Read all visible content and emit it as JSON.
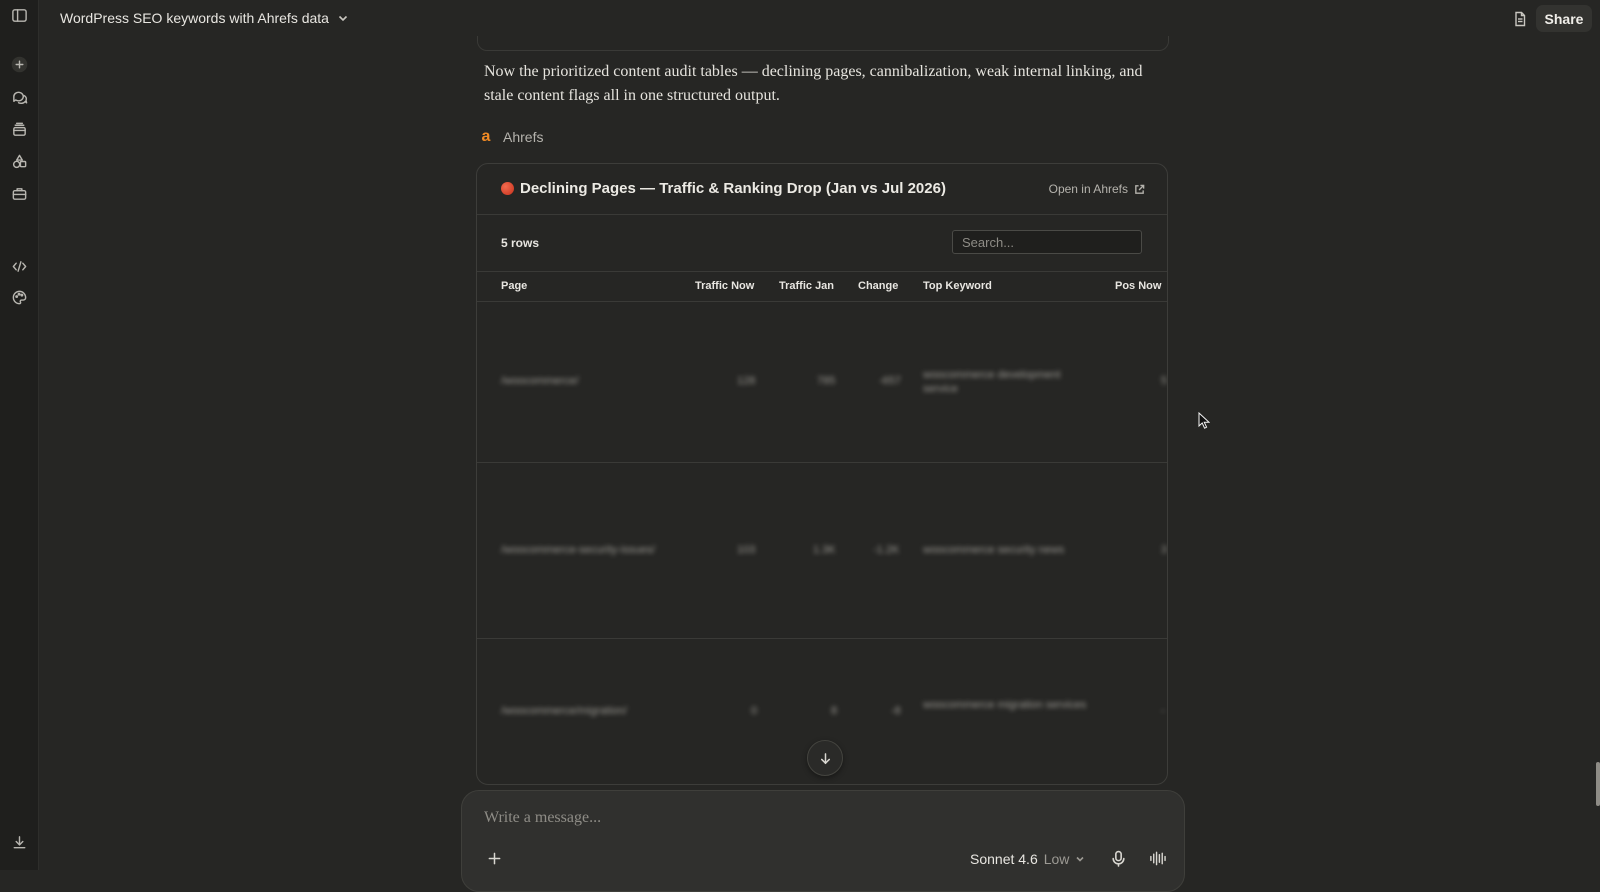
{
  "app": {
    "title": "WordPress SEO keywords with Ahrefs data",
    "share_label": "Share"
  },
  "sidebar": {
    "icons": [
      "sidebar-toggle-icon",
      "new-chat-icon",
      "chats-icon",
      "projects-icon",
      "artifacts-icon",
      "toolbox-icon",
      "code-icon",
      "palette-icon",
      "download-icon"
    ]
  },
  "message": {
    "intro": "Now the prioritized content audit tables — declining pages, cannibalization, weak internal linking, and stale content flags all in one structured output.",
    "tool_name": "Ahrefs",
    "tool_logo": "a"
  },
  "card": {
    "title": "Declining Pages — Traffic & Ranking Drop (Jan vs Jul 2026)",
    "open_link": "Open in Ahrefs",
    "rows_label": "5 rows",
    "search_placeholder": "Search...",
    "columns": [
      "Page",
      "Traffic Now",
      "Traffic Jan",
      "Change",
      "Top Keyword",
      "Pos Now"
    ],
    "rows": [
      {
        "page": "/woocommerce/",
        "traffic_now": "128",
        "traffic_jan": "785",
        "change": "-657",
        "top_keyword": "woocommerce development service",
        "pos_now": "5"
      },
      {
        "page": "/woocommerce-security-issues/",
        "traffic_now": "103",
        "traffic_jan": "1.3K",
        "change": "-1.2K",
        "top_keyword": "woocommerce security news",
        "pos_now": "3"
      },
      {
        "page": "/woocommerce/migration/",
        "traffic_now": "0",
        "traffic_jan": "8",
        "change": "-8",
        "top_keyword": "woocommerce migration services",
        "pos_now": "-"
      }
    ]
  },
  "composer": {
    "placeholder": "Write a message...",
    "model": "Sonnet 4.6",
    "effort": "Low"
  },
  "colors": {
    "background": "#262624",
    "sidebar": "#1f1f1d",
    "accent_ahrefs": "#f08a24",
    "declining_dot": "#d93b22"
  }
}
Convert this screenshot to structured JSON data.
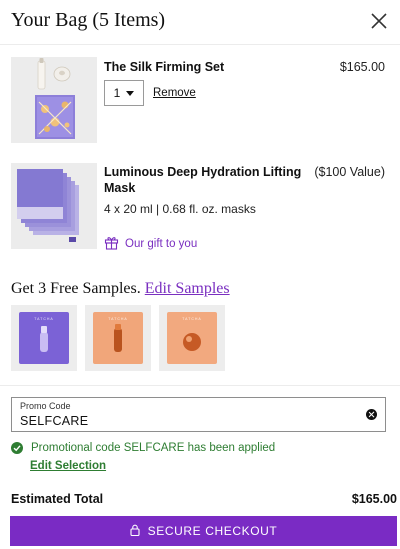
{
  "header": {
    "title": "Your Bag (5 Items)"
  },
  "items": [
    {
      "name": "The Silk Firming Set",
      "price": "$165.00",
      "quantity": "1",
      "remove_label": "Remove"
    },
    {
      "name": "Luminous Deep Hydration Lifting Mask",
      "price": "($100 Value)",
      "subtitle": "4 x 20 ml | 0.68 fl. oz. masks",
      "gift_label": "Our gift to you"
    }
  ],
  "samples": {
    "heading": "Get 3 Free Samples.",
    "edit_link": "Edit Samples",
    "brand_text": "TATCHA",
    "colors": [
      "#7b62d6",
      "#f1a67a",
      "#f2a97f"
    ]
  },
  "promo": {
    "label": "Promo Code",
    "value": "SELFCARE",
    "applied_message": "Promotional code SELFCARE has been applied",
    "edit_selection": "Edit Selection"
  },
  "summary": {
    "total_label": "Estimated Total",
    "total_value": "$165.00"
  },
  "checkout": {
    "label": "SECURE CHECKOUT"
  },
  "theme": {
    "accent": "#7a2bc4",
    "success": "#2e7d32"
  }
}
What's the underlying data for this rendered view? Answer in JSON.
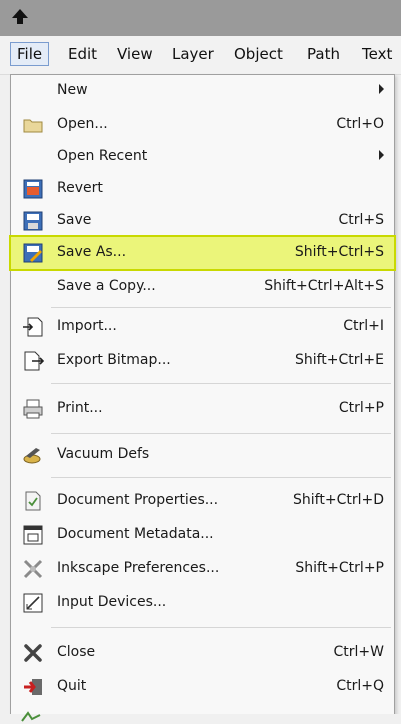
{
  "menubar": {
    "items": [
      {
        "label": "File"
      },
      {
        "label": "Edit"
      },
      {
        "label": "View"
      },
      {
        "label": "Layer"
      },
      {
        "label": "Object"
      },
      {
        "label": "Path"
      },
      {
        "label": "Text"
      }
    ]
  },
  "file_menu": {
    "items": [
      {
        "label": "New",
        "shortcut": "",
        "submenu": true
      },
      {
        "label": "Open...",
        "shortcut": "Ctrl+O"
      },
      {
        "label": "Open Recent",
        "shortcut": "",
        "submenu": true
      },
      {
        "label": "Revert",
        "shortcut": ""
      },
      {
        "label": "Save",
        "shortcut": "Ctrl+S"
      },
      {
        "label": "Save As...",
        "shortcut": "Shift+Ctrl+S",
        "highlighted": true
      },
      {
        "label": "Save a Copy...",
        "shortcut": "Shift+Ctrl+Alt+S"
      },
      {
        "label": "Import...",
        "shortcut": "Ctrl+I"
      },
      {
        "label": "Export Bitmap...",
        "shortcut": "Shift+Ctrl+E"
      },
      {
        "label": "Print...",
        "shortcut": "Ctrl+P"
      },
      {
        "label": "Vacuum Defs",
        "shortcut": ""
      },
      {
        "label": "Document Properties...",
        "shortcut": "Shift+Ctrl+D"
      },
      {
        "label": "Document Metadata...",
        "shortcut": ""
      },
      {
        "label": "Inkscape Preferences...",
        "shortcut": "Shift+Ctrl+P"
      },
      {
        "label": "Input Devices...",
        "shortcut": ""
      },
      {
        "label": "Close",
        "shortcut": "Ctrl+W"
      },
      {
        "label": "Quit",
        "shortcut": "Ctrl+Q"
      }
    ]
  },
  "colors": {
    "highlight": "#ebf57a",
    "titlebar": "#9a9a9a"
  }
}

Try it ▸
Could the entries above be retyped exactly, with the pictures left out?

Exercise answer ▸
Read all visible content and emit it as JSON.
{
  "app": {
    "title": "WordPress SEO keywords with Ahrefs data",
    "share_label": "Share"
  },
  "sidebar": {
    "icons": [
      "sidebar-toggle-icon",
      "new-chat-icon",
      "chats-icon",
      "projects-icon",
      "artifacts-icon",
      "toolbox-icon",
      "code-icon",
      "palette-icon",
      "download-icon"
    ]
  },
  "message": {
    "intro": "Now the prioritized content audit tables — declining pages, cannibalization, weak internal linking, and stale content flags all in one structured output.",
    "tool_name": "Ahrefs",
    "tool_logo": "a"
  },
  "card": {
    "title": "Declining Pages — Traffic & Ranking Drop (Jan vs Jul 2026)",
    "open_link": "Open in Ahrefs",
    "rows_label": "5 rows",
    "search_placeholder": "Search...",
    "columns": [
      "Page",
      "Traffic Now",
      "Traffic Jan",
      "Change",
      "Top Keyword",
      "Pos Now"
    ],
    "rows": [
      {
        "page": "/woocommerce/",
        "traffic_now": "128",
        "traffic_jan": "785",
        "change": "-657",
        "top_keyword": "woocommerce development service",
        "pos_now": "5"
      },
      {
        "page": "/woocommerce-security-issues/",
        "traffic_now": "103",
        "traffic_jan": "1.3K",
        "change": "-1.2K",
        "top_keyword": "woocommerce security news",
        "pos_now": "3"
      },
      {
        "page": "/woocommerce/migration/",
        "traffic_now": "0",
        "traffic_jan": "8",
        "change": "-8",
        "top_keyword": "woocommerce migration services",
        "pos_now": "-"
      }
    ]
  },
  "composer": {
    "placeholder": "Write a message...",
    "model": "Sonnet 4.6",
    "effort": "Low"
  },
  "colors": {
    "background": "#262624",
    "sidebar": "#1f1f1d",
    "accent_ahrefs": "#f08a24",
    "declining_dot": "#d93b22"
  }
}
Convert this screenshot to structured JSON data.
{
  "header": {
    "title": "Your Bag (5 Items)"
  },
  "items": [
    {
      "name": "The Silk Firming Set",
      "price": "$165.00",
      "quantity": "1",
      "remove_label": "Remove"
    },
    {
      "name": "Luminous Deep Hydration Lifting Mask",
      "price": "($100 Value)",
      "subtitle": "4 x 20 ml | 0.68 fl. oz. masks",
      "gift_label": "Our gift to you"
    }
  ],
  "samples": {
    "heading": "Get 3 Free Samples.",
    "edit_link": "Edit Samples",
    "brand_text": "TATCHA",
    "colors": [
      "#7b62d6",
      "#f1a67a",
      "#f2a97f"
    ]
  },
  "promo": {
    "label": "Promo Code",
    "value": "SELFCARE",
    "applied_message": "Promotional code SELFCARE has been applied",
    "edit_selection": "Edit Selection"
  },
  "summary": {
    "total_label": "Estimated Total",
    "total_value": "$165.00"
  },
  "checkout": {
    "label": "SECURE CHECKOUT"
  },
  "theme": {
    "accent": "#7a2bc4",
    "success": "#2e7d32"
  }
}
What's the underlying data for this rendered view? Answer in JSON.
{
  "menubar": {
    "items": [
      {
        "label": "File"
      },
      {
        "label": "Edit"
      },
      {
        "label": "View"
      },
      {
        "label": "Layer"
      },
      {
        "label": "Object"
      },
      {
        "label": "Path"
      },
      {
        "label": "Text"
      }
    ]
  },
  "file_menu": {
    "items": [
      {
        "label": "New",
        "shortcut": "",
        "submenu": true
      },
      {
        "label": "Open...",
        "shortcut": "Ctrl+O"
      },
      {
        "label": "Open Recent",
        "shortcut": "",
        "submenu": true
      },
      {
        "label": "Revert",
        "shortcut": ""
      },
      {
        "label": "Save",
        "shortcut": "Ctrl+S"
      },
      {
        "label": "Save As...",
        "shortcut": "Shift+Ctrl+S",
        "highlighted": true
      },
      {
        "label": "Save a Copy...",
        "shortcut": "Shift+Ctrl+Alt+S"
      },
      {
        "label": "Import...",
        "shortcut": "Ctrl+I"
      },
      {
        "label": "Export Bitmap...",
        "shortcut": "Shift+Ctrl+E"
      },
      {
        "label": "Print...",
        "shortcut": "Ctrl+P"
      },
      {
        "label": "Vacuum Defs",
        "shortcut": ""
      },
      {
        "label": "Document Properties...",
        "shortcut": "Shift+Ctrl+D"
      },
      {
        "label": "Document Metadata...",
        "shortcut": ""
      },
      {
        "label": "Inkscape Preferences...",
        "shortcut": "Shift+Ctrl+P"
      },
      {
        "label": "Input Devices...",
        "shortcut": ""
      },
      {
        "label": "Close",
        "shortcut": "Ctrl+W"
      },
      {
        "label": "Quit",
        "shortcut": "Ctrl+Q"
      }
    ]
  },
  "colors": {
    "highlight": "#ebf57a",
    "titlebar": "#9a9a9a"
  }
}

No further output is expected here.